Lookin' At Layers
Nike Method: Versions of this putter with polymer grooves were used by the winners of the U.S. and British Opens.
In a 1987 ad for the Spalding Tour Edition, Greg Norman said, "As far as I'm concerned, the ball is going to revolutionize the golf ball business."
As it turned out, the Tour Edition wasn't exactly a great ball (it spun too much for tour players). But its construction—two-piece with a solid core—proved a harbinger for tour balls. Mark O'Meara won a pair of majors in 1998 using Top-Flite's solid-core Strata Tour 90 and two years later Tiger Woods changed the perception of what a tour ball should be when he put Nike's three-piece, solid-core Tour Accuracy in play on the PGA Tour at the 2000 Memorial and won six of his next eight events, including three majors. Later that year at Las Vegas, Titleist introduced its Pro V1 and within two weeks more than 100 pros were playing solid-core balls. A case of chemistry winning out over tradition.
Since then, golf ball RD specialists have worked almost exclusively with multilayers and solid cores when designing tour-caliber spheres. "Ten years ago it was a new technology—going from wound to solid-core and balata to urethane in covers," said Rock Ishii, golf-ball RD chief for Nike, earlier this year. "That was a huge jump. Now we're refining what we already know."
Those refinements include working with more layers, as engineers have discovered that certain materials can affect specific shots. More than 100 of the 900-plus balls on the USGA's list of conforming golf balls are four-piece construction, and at the PGA Championship it was expected the first five-piece tour ball would be put in play as Sergio Garcia and Retief Goosen, among others, have been testing TaylorMade's new Penta TP.
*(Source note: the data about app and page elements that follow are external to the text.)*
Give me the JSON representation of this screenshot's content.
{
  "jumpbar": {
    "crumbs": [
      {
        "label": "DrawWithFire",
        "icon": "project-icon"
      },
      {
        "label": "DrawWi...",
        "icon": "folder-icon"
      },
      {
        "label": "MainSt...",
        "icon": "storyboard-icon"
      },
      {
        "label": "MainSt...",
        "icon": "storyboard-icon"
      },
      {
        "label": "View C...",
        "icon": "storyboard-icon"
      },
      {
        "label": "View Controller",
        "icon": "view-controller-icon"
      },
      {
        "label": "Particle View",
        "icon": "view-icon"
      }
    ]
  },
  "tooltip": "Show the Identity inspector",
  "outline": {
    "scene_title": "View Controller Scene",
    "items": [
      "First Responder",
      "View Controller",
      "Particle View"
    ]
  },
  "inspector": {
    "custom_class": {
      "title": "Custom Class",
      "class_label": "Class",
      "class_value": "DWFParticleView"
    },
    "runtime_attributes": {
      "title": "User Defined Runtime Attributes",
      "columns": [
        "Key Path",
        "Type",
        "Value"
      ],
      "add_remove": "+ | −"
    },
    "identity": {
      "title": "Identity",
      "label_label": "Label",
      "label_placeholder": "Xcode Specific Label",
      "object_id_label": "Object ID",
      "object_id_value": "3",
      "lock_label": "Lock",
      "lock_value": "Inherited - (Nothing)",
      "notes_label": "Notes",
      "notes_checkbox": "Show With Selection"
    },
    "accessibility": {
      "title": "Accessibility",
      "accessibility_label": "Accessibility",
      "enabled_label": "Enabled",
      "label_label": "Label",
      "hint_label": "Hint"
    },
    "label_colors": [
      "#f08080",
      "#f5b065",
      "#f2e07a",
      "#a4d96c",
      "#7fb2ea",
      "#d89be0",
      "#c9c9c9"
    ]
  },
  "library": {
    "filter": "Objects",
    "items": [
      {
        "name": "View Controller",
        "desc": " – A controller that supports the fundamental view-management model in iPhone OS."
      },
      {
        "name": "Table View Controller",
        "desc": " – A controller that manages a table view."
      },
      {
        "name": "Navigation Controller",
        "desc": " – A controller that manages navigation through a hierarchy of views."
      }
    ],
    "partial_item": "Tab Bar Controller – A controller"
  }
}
The Penta TP comprises a cover, three mantle layers and a solid core. As with most solid-core balls, the cover imparts spin and feel while the core supplies speed and impacts sound. The mantle layer immediately under the cover is designed to affect short-iron shots, the middle mantle aids mid-iron shots and the inner mantle affects long-iron shots.
"We modeled to see what layers affected what shots," said Dean Snell, senior director of golf ball research and development for TaylorMade. "Mid and longs irons were affected by all five layers while others, such as short pitch shots, were impacted only by the cover and inner mantle."
So are more layers on the horizon? It appears the idea of a ball's construction affecting specific shots still has some room to go. One engineer, in fact, said he has worked on designs for a ball with as many as seven layers.
In other words, the revolution is ongoing.
Jerry Kelly put a new 7.5- degree Cleveland Launcher driver with a Srixon shaft in play at the WGC-Bridgestone Invitational after discovering the shaft of his current driver had been worn down in the spot where it rests against his bag. "It [was] only a matter of time before it snapped," said Kelly, who added that sometimes he hits 30 or 40 drivers to find the right one but only needed six this time. "It was all the way down to the graphite through about four or five layers of paint."
Masters champ Angel Cabrera used a mid-length Ping iWi Anser putter at the WGC-Bridgestone Invitational, but it was a move made out of necessity. Cabrera had the putter he won the Masters with (along with his 3-wood and backup driver) stolen from his bag on the way home from the British Open. ... A new putter worked wonders for John Rollins, who changed Odyssey models at the Legends Reno-Tahoe Open and used a Rossie 2 putter to earn his third PGA Tour win. For the week Rollins ranked third in putts per GIR.